The term "Buddha" describes a person who freely manifests this inherent wisdom. And what causes this wisdom to well forth in our lives is compassion.
Buddhism sees the universe, and life itself, as an embodiment of compassion--the interweaving of the "threads" of interdependent phenomena, giving rise to and nurturing life in all its wonderful and varied manifestations.
It teaches that the purpose of human life is to be an active participant in the compassionate workings of the universe, enriching and enhancing life's creative dynamism.
Therefore, it is when we act with compassion that our life is brought into accord with the universal life force and we manifest our inherent wisdom.
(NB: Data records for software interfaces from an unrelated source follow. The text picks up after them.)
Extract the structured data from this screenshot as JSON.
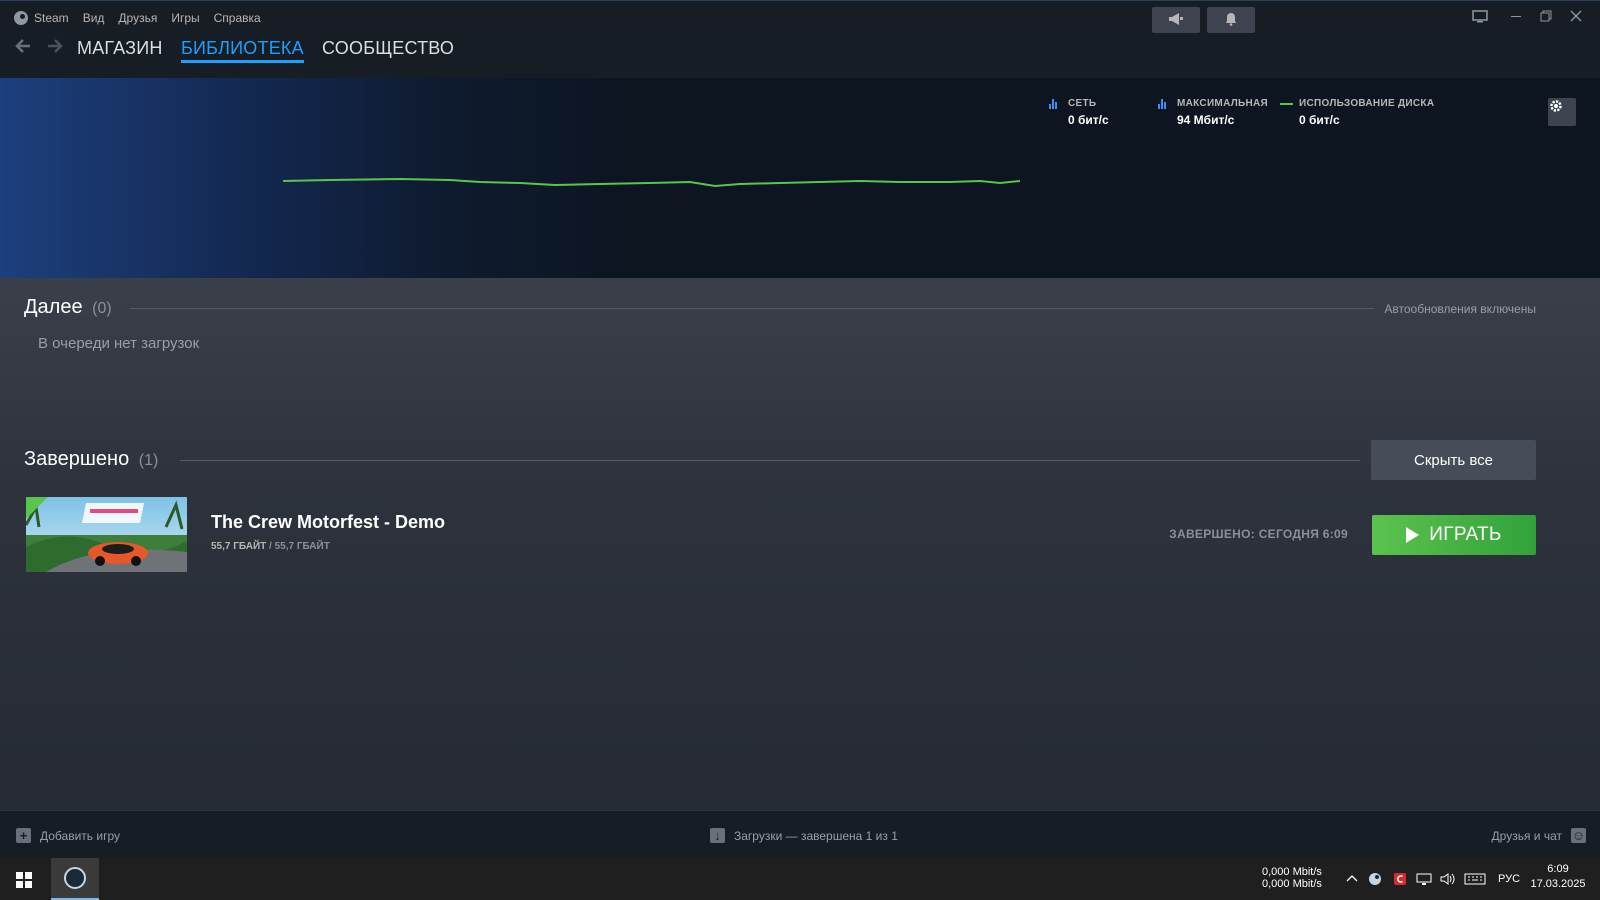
{
  "titlebar": {
    "app_name": "Steam",
    "menu": [
      "Вид",
      "Друзья",
      "Игры",
      "Справка"
    ]
  },
  "nav": {
    "tabs": [
      {
        "label": "МАГАЗИН",
        "active": false
      },
      {
        "label": "БИБЛИОТЕКА",
        "active": true
      },
      {
        "label": "СООБЩЕСТВО",
        "active": false
      }
    ]
  },
  "stats": {
    "network": {
      "label": "СЕТЬ",
      "value": "0 бит/с"
    },
    "peak": {
      "label": "МАКСИМАЛЬНАЯ",
      "value": "94 Мбит/с"
    },
    "disk": {
      "label": "ИСПОЛЬЗОВАНИЕ ДИСКА",
      "value": "0 бит/с"
    }
  },
  "queue": {
    "title": "Далее",
    "count": "(0)",
    "auto_updates": "Автообновления включены",
    "empty_text": "В очереди нет загрузок"
  },
  "completed": {
    "title": "Завершено",
    "count": "(1)",
    "hide_all": "Скрыть все",
    "items": [
      {
        "name": "The Crew Motorfest - Demo",
        "downloaded": "55,7 ГБАЙТ",
        "separator": "/",
        "total": "55,7 ГБАЙТ",
        "status": "ЗАВЕРШЕНО: СЕГОДНЯ 6:09",
        "play_label": "ИГРАТЬ"
      }
    ]
  },
  "bottombar": {
    "add_game": "Добавить игру",
    "downloads": "Загрузки — завершена 1 из 1",
    "friends": "Друзья и чат"
  },
  "taskbar": {
    "net_up": "0,000 Mbit/s",
    "net_down": "0,000 Mbit/s",
    "lang": "РУС",
    "time": "6:09",
    "date": "17.03.2025"
  },
  "colors": {
    "accent": "#1a9fff",
    "play_green": "#5cc24e",
    "graph_line": "#5ac54e"
  }
}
The action of encouraging and sharing hope with others awakens us to a larger, freer identity beyond the narrow confines of our ego. Wisdom and compassion are thus inseparable.
Central to Buddhist practice is self-mastery, the effort to "become the master of one's mind." This idea implies that the more profoundly we strive to develop an altruistic spirit, the more the wisdom of the Buddha is aroused within us and the more powerfully we can, in turn, direct all things--our knowledge, our talents and the unique particularities of our character--to the end of creating happiness for ourselves and others.
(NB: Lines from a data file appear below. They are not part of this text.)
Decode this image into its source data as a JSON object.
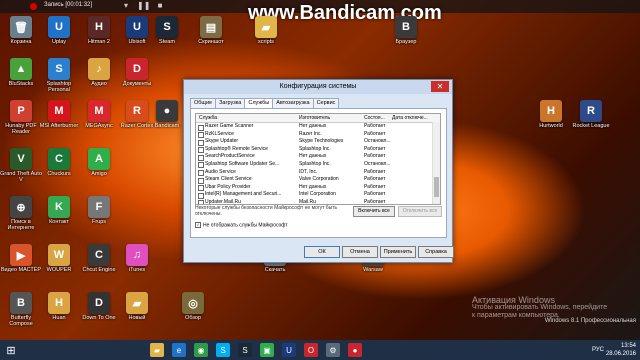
{
  "recorder": {
    "status": "Запись [00:01:32]"
  },
  "watermark": {
    "text": "www.Bandicam.com"
  },
  "desktop_icons": [
    {
      "label": "Корзина",
      "color": "#6a7f8e",
      "glyph": "🗑"
    },
    {
      "label": "Uplay",
      "color": "#1e73c9",
      "glyph": "U"
    },
    {
      "label": "Hitman 2",
      "color": "#5b2828",
      "glyph": "H"
    },
    {
      "label": "Ubisoft",
      "color": "#1a3a7a",
      "glyph": "U"
    },
    {
      "label": "Steam",
      "color": "#1b2838",
      "glyph": "S"
    },
    {
      "label": "Скриншот",
      "color": "#7d6b45",
      "glyph": "▤"
    },
    {
      "label": "scripts",
      "color": "#e0b64b",
      "glyph": "▰"
    },
    {
      "label": "Браузер",
      "color": "#3a3a3a",
      "glyph": "B"
    },
    {
      "label": "BluStacks",
      "color": "#48a23c",
      "glyph": "▲"
    },
    {
      "label": "Splashtop Personal",
      "color": "#2a7fcf",
      "glyph": "S"
    },
    {
      "label": "Аудио",
      "color": "#d9a441",
      "glyph": "♪"
    },
    {
      "label": "Документы",
      "color": "#c9252c",
      "glyph": "D"
    },
    {
      "label": "Hunaby PDF Reader",
      "color": "#d04030",
      "glyph": "P"
    },
    {
      "label": "MSI Afterburner",
      "color": "#d4161c",
      "glyph": "M"
    },
    {
      "label": "MEGAsync",
      "color": "#d9272e",
      "glyph": "M"
    },
    {
      "label": "Razer Cortex",
      "color": "#d84c1c",
      "glyph": "R"
    },
    {
      "label": "Bandicam",
      "color": "#3a3a3a",
      "glyph": "●"
    },
    {
      "label": "Hurtworld",
      "color": "#c9762b",
      "glyph": "H"
    },
    {
      "label": "Rocket League",
      "color": "#2d4b8a",
      "glyph": "R"
    },
    {
      "label": "Grand Theft Auto V",
      "color": "#2a5a2a",
      "glyph": "V"
    },
    {
      "label": "Chuckurs",
      "color": "#1a7a3a",
      "glyph": "C"
    },
    {
      "label": "Amigo",
      "color": "#2fae4a",
      "glyph": "A"
    },
    {
      "label": "Поиск в Интернете",
      "color": "#444",
      "glyph": "⊕"
    },
    {
      "label": "Контакт",
      "color": "#34a853",
      "glyph": "K"
    },
    {
      "label": "Frups",
      "color": "#777",
      "glyph": "F"
    },
    {
      "label": "Видео МАСТЕР",
      "color": "#d9542b",
      "glyph": "▶"
    },
    {
      "label": "WOUPER",
      "color": "#d9a441",
      "glyph": "W"
    },
    {
      "label": "Chcut Engine",
      "color": "#3a3a3a",
      "glyph": "C"
    },
    {
      "label": "iTunes",
      "color": "#e04fbf",
      "glyph": "♫"
    },
    {
      "label": "Butterfly Compose",
      "color": "#555",
      "glyph": "B"
    },
    {
      "label": "Huan",
      "color": "#d9a441",
      "glyph": "H"
    },
    {
      "label": "Down To One",
      "color": "#333",
      "glyph": "D"
    },
    {
      "label": "Новый",
      "color": "#d9a441",
      "glyph": "▰"
    },
    {
      "label": "Warsaw",
      "color": "#5a4a3a",
      "glyph": "W"
    },
    {
      "label": "Скачать",
      "color": "#7a7a7a",
      "glyph": "↓"
    },
    {
      "label": "Обзор",
      "color": "#7a6a3a",
      "glyph": "◎"
    }
  ],
  "dialog": {
    "title": "Конфигурация системы",
    "close_glyph": "✕",
    "tabs": [
      "Общие",
      "Загрузка",
      "Службы",
      "Автозагрузка",
      "Сервис"
    ],
    "active_tab": 2,
    "columns": {
      "service": "Служба",
      "maker": "Изготовитель",
      "state": "Состоя...",
      "date": "Дата отключе..."
    },
    "rows": [
      {
        "service": "Razer Game Scanner",
        "maker": "Нет данных",
        "state": "Работает"
      },
      {
        "service": "RzKLService",
        "maker": "Razer Inc.",
        "state": "Работает"
      },
      {
        "service": "Skype Updater",
        "maker": "Skype Technologies",
        "state": "Остановл..."
      },
      {
        "service": "Splashtop® Remote Service",
        "maker": "Splashtop Inc.",
        "state": "Работает"
      },
      {
        "service": "SearchProductService",
        "maker": "Нет данных",
        "state": "Работает"
      },
      {
        "service": "Splashtop Software Updater Se...",
        "maker": "Splashtop Inc.",
        "state": "Остановл..."
      },
      {
        "service": "Audio Service",
        "maker": "IDT, Inc.",
        "state": "Работает"
      },
      {
        "service": "Steam Client Service",
        "maker": "Valve Corporation",
        "state": "Работает"
      },
      {
        "service": "Ubar Policy Provider",
        "maker": "Нет данных",
        "state": "Работает"
      },
      {
        "service": "Intel(R) Management and Securi...",
        "maker": "Intel Corporation",
        "state": "Работает"
      },
      {
        "service": "Updater.Mail.Ru",
        "maker": "Mail.Ru",
        "state": "Работает"
      }
    ],
    "note": "Некоторые службы безопасности Майкрософт не могут быть отключены.",
    "enable_all": "Включить все",
    "disable_all": "Отключить все",
    "hide_ms": "Не отображать службы Майкрософт",
    "hide_ms_checked": "✓",
    "buttons": {
      "ok": "ОК",
      "cancel": "Отмена",
      "apply": "Применить",
      "help": "Справка"
    }
  },
  "activation": {
    "line1": "Активация Windows",
    "line2": "Чтобы активировать Windows, перейдите",
    "line3": "к параметрам компьютера."
  },
  "edition": "Windows 8.1 Профессиональная",
  "taskbar": {
    "lang": "РУС",
    "time": "13:54",
    "date": "28.06.2016",
    "apps": [
      {
        "name": "explorer",
        "color": "#e0b64b",
        "glyph": "▰"
      },
      {
        "name": "ie",
        "color": "#1e73c9",
        "glyph": "e"
      },
      {
        "name": "chrome",
        "color": "#2f9a48",
        "glyph": "◉"
      },
      {
        "name": "skype",
        "color": "#00aff0",
        "glyph": "S"
      },
      {
        "name": "steam",
        "color": "#1b2838",
        "glyph": "S"
      },
      {
        "name": "store",
        "color": "#2fae4a",
        "glyph": "▣"
      },
      {
        "name": "ubisoft",
        "color": "#1a3a7a",
        "glyph": "U"
      },
      {
        "name": "opera",
        "color": "#c9252c",
        "glyph": "O"
      },
      {
        "name": "msconfig",
        "color": "#5a6a7a",
        "glyph": "⚙"
      },
      {
        "name": "bandicam",
        "color": "#c9252c",
        "glyph": "●"
      }
    ]
  }
}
Speaking at Tribhuvan University in Nepal in 1995, SGI President Daisaku Ikeda commented, "To be master of one's mind means to cultivate the wisdom that resides in the inner recesses of our lives, and which wells forth in inexhaustible profusion only when we are moved by a compassionate determination to serve humankind, to serve people." related article The Life of Nichiren Nichiren (1222-1282), the priest who established the form of Buddhism practiced by the members of the SGI, is a unique figure in Japanese social and religious history.
If human history is to change and be redirected from division and conflict toward peace and an underlying ethic of respect for the sanctity of all life, it is human beings themselves who must change. The Buddhist understanding of compassionate wisdom can serve as a powerful basis for such a transformation.
[Courtesy January 2003 SGI Quarterly]